By allowing family historians to order digital copies of records at £6 each with a 5-working day delivery period, it provides a cheaper and quicker alternative to ordering print copies, which cost £9.25 each or £23.40 for priority deliveries.

Personally, I have been taking advantage of this new service quite a bit over the past several months and have had a very positive experience.  All certificates have arrive quickly, and all but one have been correct.  For the one that wasn't right, I simply emailed the GRO pointing out the error (they had supplied the wrong certificate) and the correct certificate arrived within a few days, at no extra cost.  I'll be ordering a few more certificates shortly, and am hoping they will extend the pilot to include marriage certificates soon.

Monday, January 15, 2018

Chruch of Ireland Gazette goes online

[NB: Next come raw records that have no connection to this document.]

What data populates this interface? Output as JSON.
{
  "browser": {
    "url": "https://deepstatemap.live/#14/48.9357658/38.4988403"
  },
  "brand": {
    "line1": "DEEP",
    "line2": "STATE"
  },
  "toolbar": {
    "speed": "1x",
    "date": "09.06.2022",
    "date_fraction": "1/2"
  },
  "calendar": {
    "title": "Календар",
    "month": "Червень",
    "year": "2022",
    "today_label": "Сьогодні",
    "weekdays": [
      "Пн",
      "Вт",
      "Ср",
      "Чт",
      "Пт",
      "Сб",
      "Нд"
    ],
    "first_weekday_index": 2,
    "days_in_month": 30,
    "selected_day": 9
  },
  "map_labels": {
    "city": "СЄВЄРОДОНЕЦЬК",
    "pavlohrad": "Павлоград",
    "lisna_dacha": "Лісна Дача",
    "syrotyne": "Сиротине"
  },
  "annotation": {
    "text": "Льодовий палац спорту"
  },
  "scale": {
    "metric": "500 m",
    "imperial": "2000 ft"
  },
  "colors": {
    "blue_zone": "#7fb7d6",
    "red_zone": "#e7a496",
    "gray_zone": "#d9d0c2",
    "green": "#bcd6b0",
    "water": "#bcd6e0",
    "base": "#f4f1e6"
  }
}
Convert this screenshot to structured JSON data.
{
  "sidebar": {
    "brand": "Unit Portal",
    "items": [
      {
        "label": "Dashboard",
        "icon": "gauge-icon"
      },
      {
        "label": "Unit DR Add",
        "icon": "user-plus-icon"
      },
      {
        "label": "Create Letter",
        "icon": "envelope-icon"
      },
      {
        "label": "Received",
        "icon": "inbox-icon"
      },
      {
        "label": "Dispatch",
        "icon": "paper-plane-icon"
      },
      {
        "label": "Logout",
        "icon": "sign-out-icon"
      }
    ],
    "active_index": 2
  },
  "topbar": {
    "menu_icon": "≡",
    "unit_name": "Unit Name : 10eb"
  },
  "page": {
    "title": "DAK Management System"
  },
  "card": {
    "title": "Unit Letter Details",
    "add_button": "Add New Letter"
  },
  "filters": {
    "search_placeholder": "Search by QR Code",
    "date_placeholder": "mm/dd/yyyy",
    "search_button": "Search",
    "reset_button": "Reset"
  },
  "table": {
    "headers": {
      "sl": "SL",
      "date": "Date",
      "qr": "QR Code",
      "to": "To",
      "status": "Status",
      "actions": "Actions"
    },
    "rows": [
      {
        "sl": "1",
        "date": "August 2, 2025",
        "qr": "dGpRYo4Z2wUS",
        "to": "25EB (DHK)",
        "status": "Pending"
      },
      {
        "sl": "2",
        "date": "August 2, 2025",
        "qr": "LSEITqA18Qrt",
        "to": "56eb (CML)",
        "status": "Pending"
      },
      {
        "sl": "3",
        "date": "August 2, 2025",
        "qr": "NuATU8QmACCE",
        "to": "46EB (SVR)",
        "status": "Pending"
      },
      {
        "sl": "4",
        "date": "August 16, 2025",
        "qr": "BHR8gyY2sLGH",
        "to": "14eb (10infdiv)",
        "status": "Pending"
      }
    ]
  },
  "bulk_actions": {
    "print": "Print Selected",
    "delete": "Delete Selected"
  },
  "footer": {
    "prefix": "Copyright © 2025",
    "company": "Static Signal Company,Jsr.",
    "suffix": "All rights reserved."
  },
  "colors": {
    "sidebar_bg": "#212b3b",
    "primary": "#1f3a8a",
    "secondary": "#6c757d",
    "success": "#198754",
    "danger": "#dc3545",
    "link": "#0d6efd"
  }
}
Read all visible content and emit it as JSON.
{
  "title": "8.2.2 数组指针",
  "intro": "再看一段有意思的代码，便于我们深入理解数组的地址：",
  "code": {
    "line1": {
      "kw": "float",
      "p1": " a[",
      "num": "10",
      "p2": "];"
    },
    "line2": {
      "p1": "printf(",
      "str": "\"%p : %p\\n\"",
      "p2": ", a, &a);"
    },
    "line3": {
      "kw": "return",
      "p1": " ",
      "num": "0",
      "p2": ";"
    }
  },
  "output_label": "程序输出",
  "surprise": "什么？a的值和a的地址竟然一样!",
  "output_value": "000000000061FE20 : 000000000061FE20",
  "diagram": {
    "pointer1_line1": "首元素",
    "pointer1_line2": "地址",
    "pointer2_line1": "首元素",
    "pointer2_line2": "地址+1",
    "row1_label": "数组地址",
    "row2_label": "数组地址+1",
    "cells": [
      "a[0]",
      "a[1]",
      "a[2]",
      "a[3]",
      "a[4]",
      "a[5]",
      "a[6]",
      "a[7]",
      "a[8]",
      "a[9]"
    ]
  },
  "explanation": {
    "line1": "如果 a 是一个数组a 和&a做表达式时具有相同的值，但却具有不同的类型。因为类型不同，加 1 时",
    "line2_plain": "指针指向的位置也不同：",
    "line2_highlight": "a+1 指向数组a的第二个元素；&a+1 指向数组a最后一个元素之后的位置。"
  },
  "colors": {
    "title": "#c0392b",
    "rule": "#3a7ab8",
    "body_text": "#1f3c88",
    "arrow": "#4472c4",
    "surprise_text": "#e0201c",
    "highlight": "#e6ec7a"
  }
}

Almost 70 years of editions of the Church of Ireland Gazette, the Church of Ireland’s weekly newspaper, have been published online for free by the Representative Church Body Library.
The editions date from March 1856, when the paper first appeared, to December 1923, after the Irish Free State was declared, and cover both modern Northern Ireland and the Republic of Ireland.
Historian Dr Miriam Moffitt said: “The Gazette is wonderful because it provides not only an outline of the events that impacted on the Church over the last 150 years, but also because it gives us an insight into the attitudes of its readership.”
The Gazette ran birth, marriage and death notices relating to clergymen and their families, as well as news stories, columns and advertisements.  Maybe you can find out more about events in your family's parish or other interesting snippets about their lives.

Thursday, January 11, 2018

Week 2 - Favourite Photo - 52 Ancestors in 52 Weeks

Genealogist Amy Johnson Crow has started a genealogy challenge for 2018. "52 Ancestors in 52 Weeks" is a series of weekly prompts to encourage us to share some of the information about our ancestors that we have accumulated.  This week's prompt is "Favourite Photo", and it has led me to look back through the collection of family photos I have accumulated - both in printed and digital formats - and pick out a few that stand out for me and think about the stories behind them. 

This is the wedding photo of my maternal great-grandparents, James Nicholas Clark and Pricilla Veronica Mulholland.  James worked as a contractor and eventually as an overseer for Brighton City Council.  They married on the 3rd August 1898 in Brighton, Melbourne.  It was James's second marriage.  His first, to Eliza Hawley, ended in divorce, which was fairly rare at the time.
The divorce was reported in the Brighton Southern Cross on 14 August 1897, which I found thanks to Trove.  James and Eliza had two children, whom Eliza also left when she deserted James.  He remarried just under a year later, and he and Pricilla had a further 12 children.  My Grandmother, Gladys Daisy Clark, was their 5th child.

This photo is one of the first I borrowed from my grandmother and had copied back when I first started my family history research, and when I purchased my first scanner it was also promptly digitised.  When my grandmother passed away in 1995 I was fortunate enough to obtain the original, an old sepia photo on cardboard that I keep carefully stored away and a copy on display.  I have very few photos of this generation of my family, and even less originals, so I find this one quite special.